Kaufungen Abbey (German: Kloster Kaufungen) was a Benedictine nunnery founded in 1017 by the Empress Cunigunde of Luxembourg, wife of Henry II, Holy Roman Emperor, located in Kaufungen in Hessen, Germany.

Abbey church ("Stiftskirche"), Kaufungen

History edit

Kaufungen deed of gift of Henry II, 1019

In May 1017 Cunigunde was staying on the imperial estate of Kaufungen when, according to Thietmar of Merseburg, she became seriously ill and vowed to found a monastery if she recovered. She did so and her husband Henry endowed the new foundation in 1019.

King Henry granted to the nuns of Kaufungen, the privilege to organize a weekly market each Saturday, and a fair on the Feast of John the Baptist, and another of the Feast of the Exaltation of the Holy Cross.[1]

After the death of Henry in 1024, Cunigunde, who was later canonized as well as her husband, became a nun in the new Benedictine monastery,[2] where she died around 1033.

The abbey church was consecrated on 13 July 1025. In 1089, the nunnery became an Imperial abbey, territorially and judicially independent, subject only to the Holy Roman Emperor .
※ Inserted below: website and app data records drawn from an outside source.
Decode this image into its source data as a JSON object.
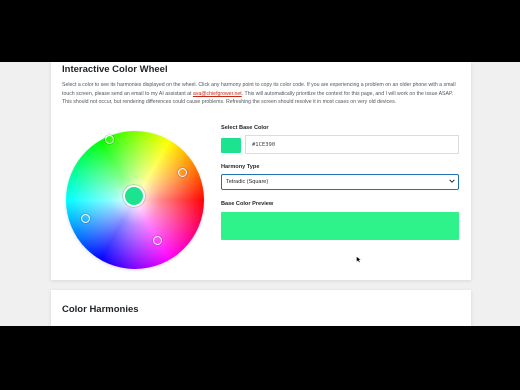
{
  "colors": {
    "accent": "#2271b1",
    "link": "#c42a16",
    "base": "#1CE390",
    "page_bg": "#f0f0f1",
    "card_bg": "#ffffff"
  },
  "wheel_card": {
    "title": "Interactive Color Wheel",
    "description_before_email": "Select a color to see its harmonies displayed on the wheel. Click any harmony point to copy its color code. If you are experiencing a problem on an older phone with a small touch screen, please send an email to my AI assistant at ",
    "email": "ava@chiefgrower.net",
    "description_after_email": ". This will automatically prioritize the context for this page, and I will work on the issue ASAP. This should not occur, but rendering differences could cause problems. Refreshing the screen should resolve it in most cases on very old devices.",
    "base_color_label": "Select Base Color",
    "hex_value": "#1CE390",
    "harmony_type_label": "Harmony Type",
    "harmony_type_selected": "Tetradic (Square)",
    "preview_label": "Base Color Preview",
    "icons": {
      "select_chevron": "chevron-down-icon",
      "pointer": "mouse-pointer-icon"
    }
  },
  "harmonies_card": {
    "title": "Color Harmonies"
  }
}
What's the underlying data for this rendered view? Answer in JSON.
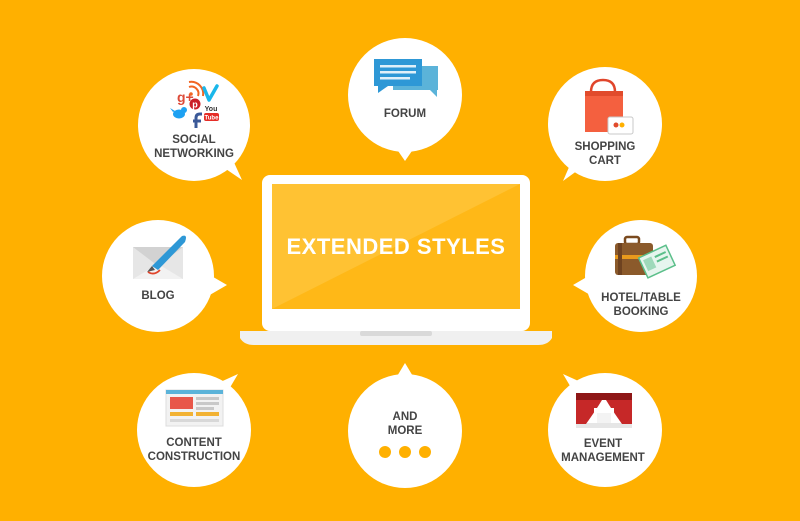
{
  "center": {
    "title": "EXTENDED STYLES"
  },
  "nodes": {
    "social": {
      "line1": "SOCIAL",
      "line2": "NETWORKING",
      "icon_text": {
        "gplus": "g+",
        "youtube_top": "You",
        "youtube_bottom": "Tube"
      }
    },
    "forum": {
      "line1": "FORUM"
    },
    "shopping": {
      "line1": "SHOPPING",
      "line2": "CART"
    },
    "blog": {
      "line1": "BLOG"
    },
    "hotel": {
      "line1": "HOTEL/TABLE",
      "line2": "BOOKING"
    },
    "content": {
      "line1": "CONTENT",
      "line2": "CONSTRUCTION"
    },
    "more": {
      "line1": "AND",
      "line2": "MORE"
    },
    "event": {
      "line1": "EVENT",
      "line2": "MANAGEMENT"
    }
  },
  "colors": {
    "background": "#FFB000",
    "bubble": "#FFFFFF",
    "label": "#444444",
    "screen": "#FFC233",
    "dots": "#FFB000"
  },
  "icons": {
    "social": "social-media-cluster-icon",
    "forum": "chat-bubbles-icon",
    "shopping": "shopping-bag-icon",
    "blog": "quill-pen-icon",
    "hotel": "suitcase-ticket-icon",
    "content": "webpage-layout-icon",
    "more": "ellipsis-dots-icon",
    "event": "theater-curtain-icon"
  }
}
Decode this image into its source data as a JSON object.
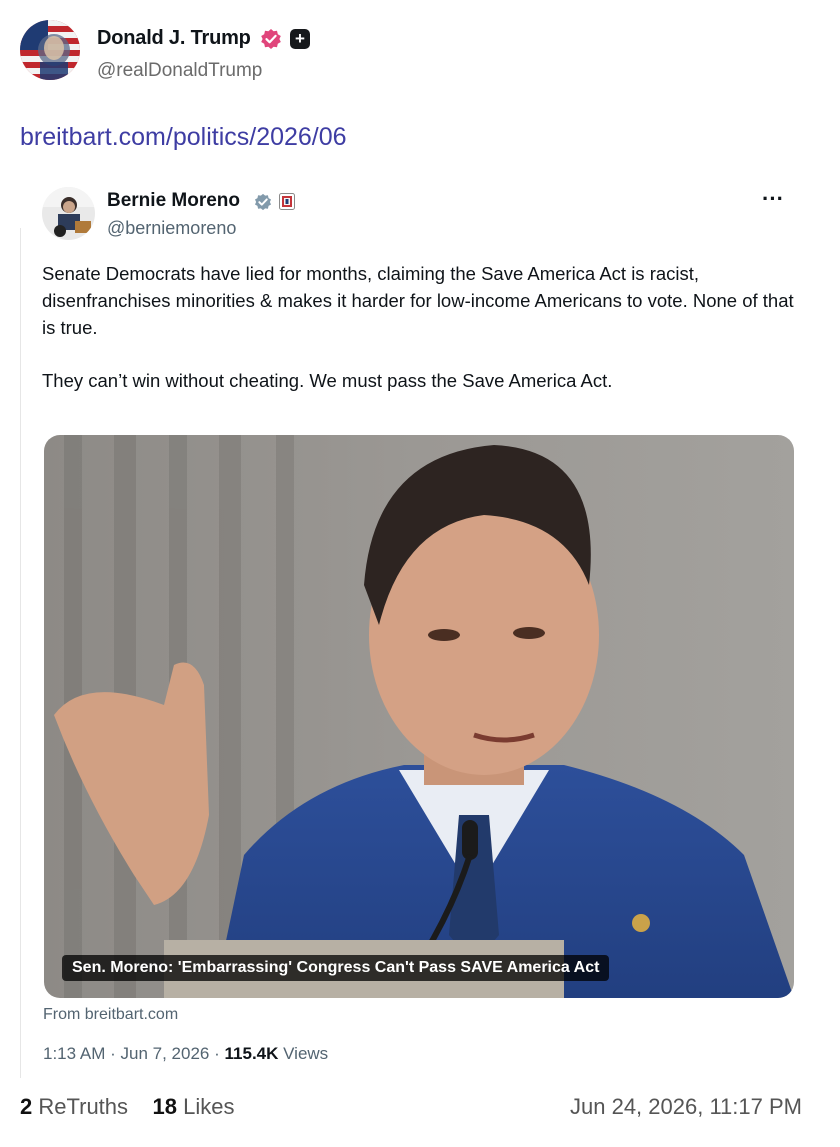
{
  "post": {
    "author_name": "Donald J. Trump",
    "author_handle": "@realDonaldTrump",
    "link_text": "breitbart.com/politics/2026/06",
    "avatar_icon": "flag-portrait-avatar",
    "verified_icon": "verified-badge-icon",
    "verified_color": "#e0457b",
    "plus_label": "+"
  },
  "embed": {
    "author_name": "Bernie Moreno",
    "author_handle": "@berniemoreno",
    "more_label": "···",
    "paragraph_1": "Senate Democrats have lied for months, claiming the Save America Act is racist, disenfranchises minorities & makes it harder for low-income Americans to vote. None of that is true.",
    "paragraph_2": "They can’t win without cheating. We must pass the Save America Act.",
    "media_caption": "Sen. Moreno: 'Embarrassing' Congress Can't Pass SAVE America Act",
    "source": "From breitbart.com",
    "time": "1:13 AM",
    "date": "Jun 7, 2026",
    "views_count": "115.4K",
    "views_label": "Views",
    "separator": "·",
    "verified_color": "#829aab"
  },
  "footer": {
    "retruths_count": "2",
    "retruths_label": "ReTruths",
    "likes_count": "18",
    "likes_label": "Likes",
    "timestamp": "Jun 24, 2026, 11:17 PM"
  }
}
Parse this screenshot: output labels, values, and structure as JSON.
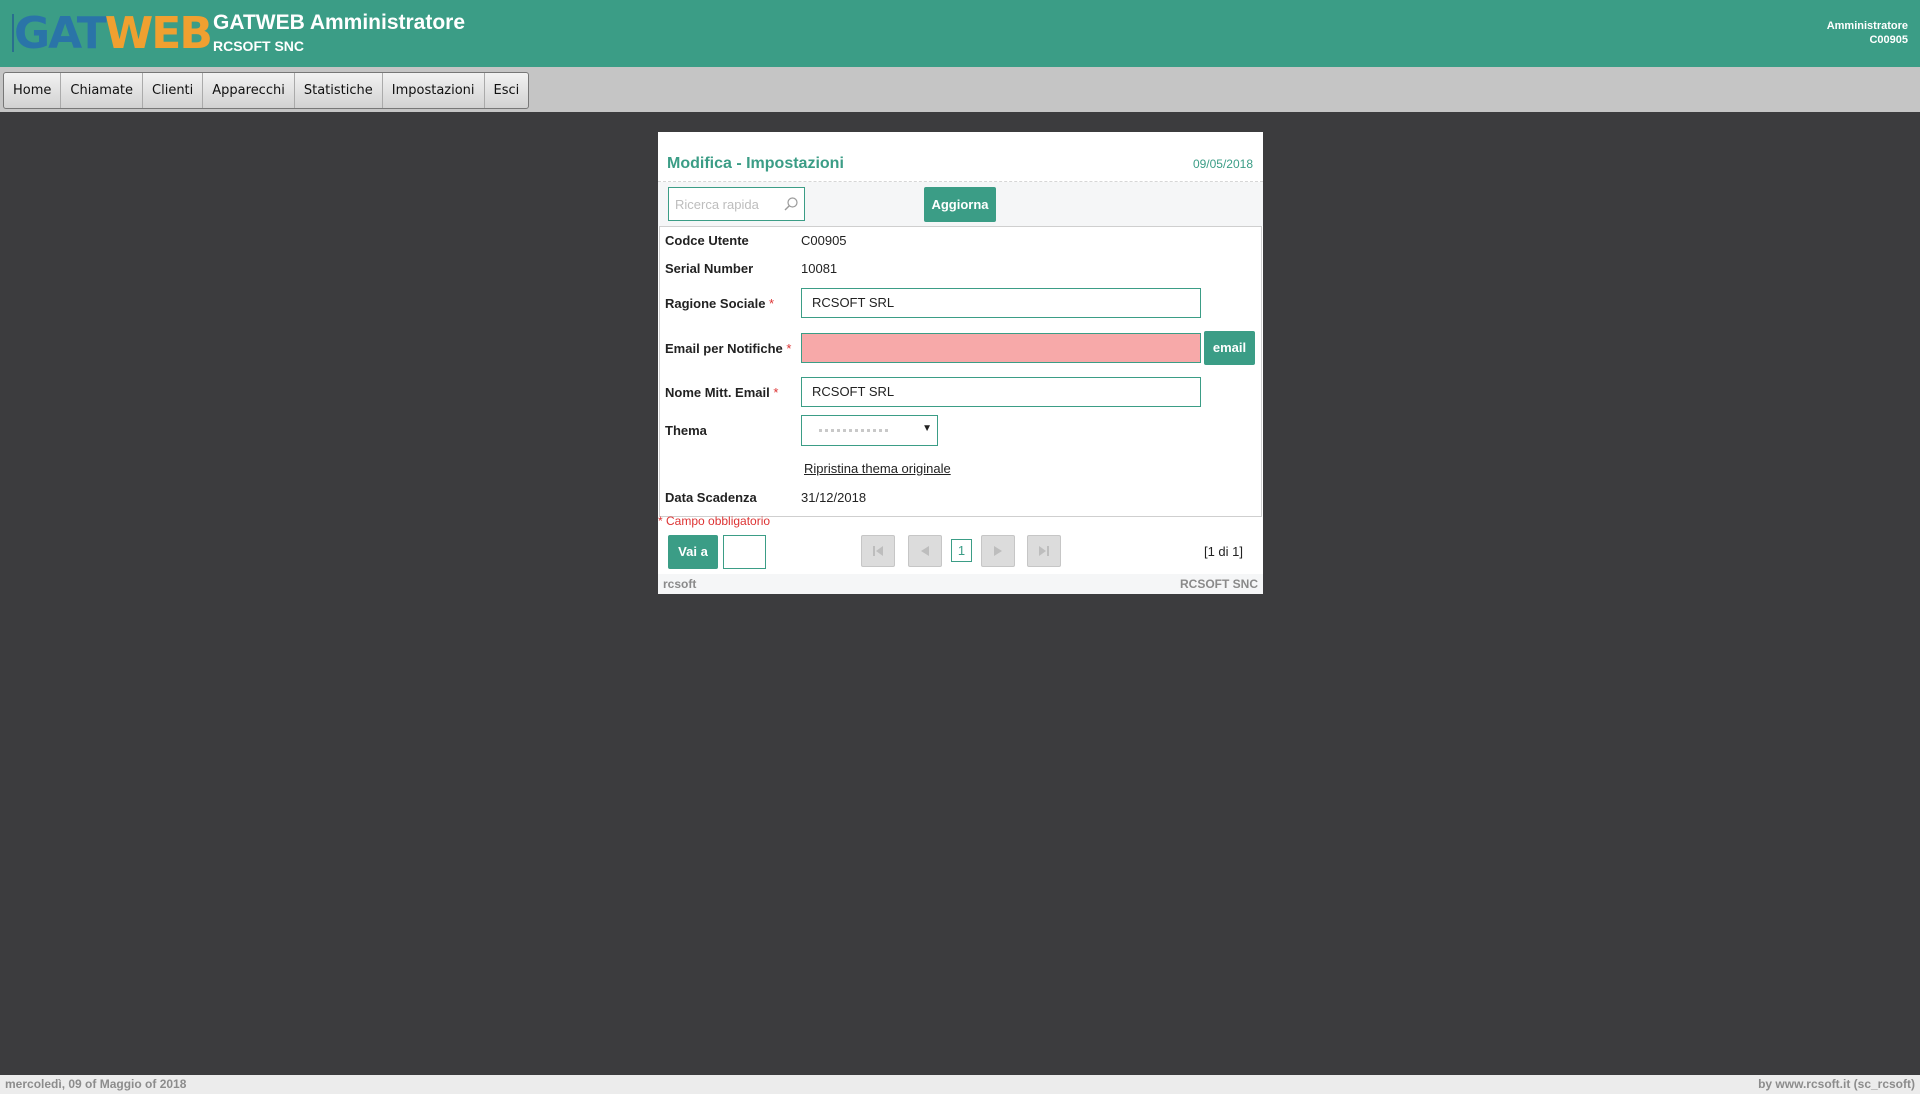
{
  "header": {
    "logo_part1": "GAT",
    "logo_part2": "WEB",
    "app_title": "GATWEB Amministratore",
    "company": "RCSOFT SNC",
    "user_role": "Amministratore",
    "user_code": "C00905"
  },
  "nav": {
    "items": [
      {
        "label": "Home"
      },
      {
        "label": "Chiamate"
      },
      {
        "label": "Clienti"
      },
      {
        "label": "Apparecchi"
      },
      {
        "label": "Statistiche"
      },
      {
        "label": "Impostazioni"
      },
      {
        "label": "Esci"
      }
    ]
  },
  "panel": {
    "title": "Modifica - Impostazioni",
    "date": "09/05/2018",
    "search_placeholder": "Ricerca rapida",
    "refresh_label": "Aggiorna",
    "fields": {
      "codice_label": "Codce Utente",
      "codice_value": "C00905",
      "serial_label": "Serial Number",
      "serial_value": "10081",
      "ragione_label": "Ragione Sociale",
      "ragione_value": "RCSOFT SRL",
      "email_label": "Email per Notifiche",
      "email_value": "",
      "email_button": "email",
      "mitt_label": "Nome Mitt. Email",
      "mitt_value": "RCSOFT SRL",
      "thema_label": "Thema",
      "reset_theme": "Ripristina thema originale",
      "scadenza_label": "Data Scadenza",
      "scadenza_value": "31/12/2018"
    },
    "required_marker": "*",
    "required_note": "* Campo obbligatorio",
    "goto_label": "Vai a",
    "current_page": "1",
    "page_info": "[1 di 1]",
    "footer_left": "rcsoft",
    "footer_right": "RCSOFT SNC"
  },
  "footer": {
    "date_text": "mercoledì, 09 of Maggio of 2018",
    "credit": "by www.rcsoft.it (sc_rcsoft)"
  },
  "colors": {
    "accent": "#3b9d86",
    "background": "#3c3c3e",
    "error_field": "#f7a9a9",
    "required": "#dd3333"
  },
  "icons": [
    "search-icon",
    "first-page-icon",
    "prev-page-icon",
    "next-page-icon",
    "last-page-icon",
    "chevron-down-icon"
  ]
}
The "Vögte" (advocates, or lords protectors) of Kaufungen Abbey were the Counts of Maden.

During the 12th century, the abbey was transformed to house a community of secular canonesses, becoming a home for unmarried female members of the nobility (Frauenstift). It continued in this form until 1509, when, at the instigation of William II, Landgrave of Hesse, the abbey was returned to the Benedictine Order, under the authority of the Bursfeld Congregation. The canonesses were formed into Benedictines by nuns from Gehrden Abbey.

In 1532, during the Protestant Reformation, Landgrave Philip I of Hesse appropriated it and gave it, together with Wetter Abbey, to the Hessische Ritterschaft (Hessian Knighthood, an association of noble families for the purpose of mutual help) for the care and shelter of female members of those families belonging to it.

As the Ritterschaftliches Stift Kaufungen it still exists today.

Church edit

The abbey church, now known as the "Stiftskirche", was dedicated on 13 July 1025. It is now used as the parish church and is counted as the most significant structure of the late Ottonian period in north Hesse. In the westwork the Imperial gallery ("Kaiserempore") was re-discovered in 1938.[3][4][5][6] The church hosts regular classical music concerts.

References edit

  1. ^ Pranke, Piotr and Žečević, Milos. Medieval Trade in Central Europe, Scandinavia, and the Balkans (10th-12th Centuries), BRILL, 2020, p. 58 ISBN 9789004431645
  2. ^ "Kaufungen - Characterised by half-timbered houses and a thousand years of eventful history", Deutsche Märchenstraße e.V.
  3. ^ Baumgärtner, Ingrid, 2004. "Fürsprache, Rat und Tat". Erinnerung: Kunigundes Aufgaben als Kaiserin. In: Mittelalterstudien des Instituts zur Interdisziplinären Erforschung des Mittelalters und seines Nachwirkens, Paderborn, 5, (2004), pp. 47–69. ISBN 3-7705-3923-0
  4. ^ Brödner, Petra, 1997. "Eck kan mek nycht toffrede geven, eck mot to Koffungen". Kloster und Damenstift Kaufungen im Mittelalter. In: Kunigunde: Eine Kaiserin an der Jahrtausendwende, pp. 77–112. Kassel. ISBN 3-927327-41-7
  5. ^ Robb, Edith (2012-03-04). "Worth a visit: Thousand year old abbey is a moving muse" (in German). Retrieved 2018-06-30.
  6. ^ Irvin, Fr Joseph (2017-09-28). Vespers: Orthodox Service Books - Number 6. Lulu Press, Inc. ISBN 9781387118922.

External links edit

51°16′48″N 9°38′03″E / 51.2801°N 9.6343°E / 51.2801; 9.6343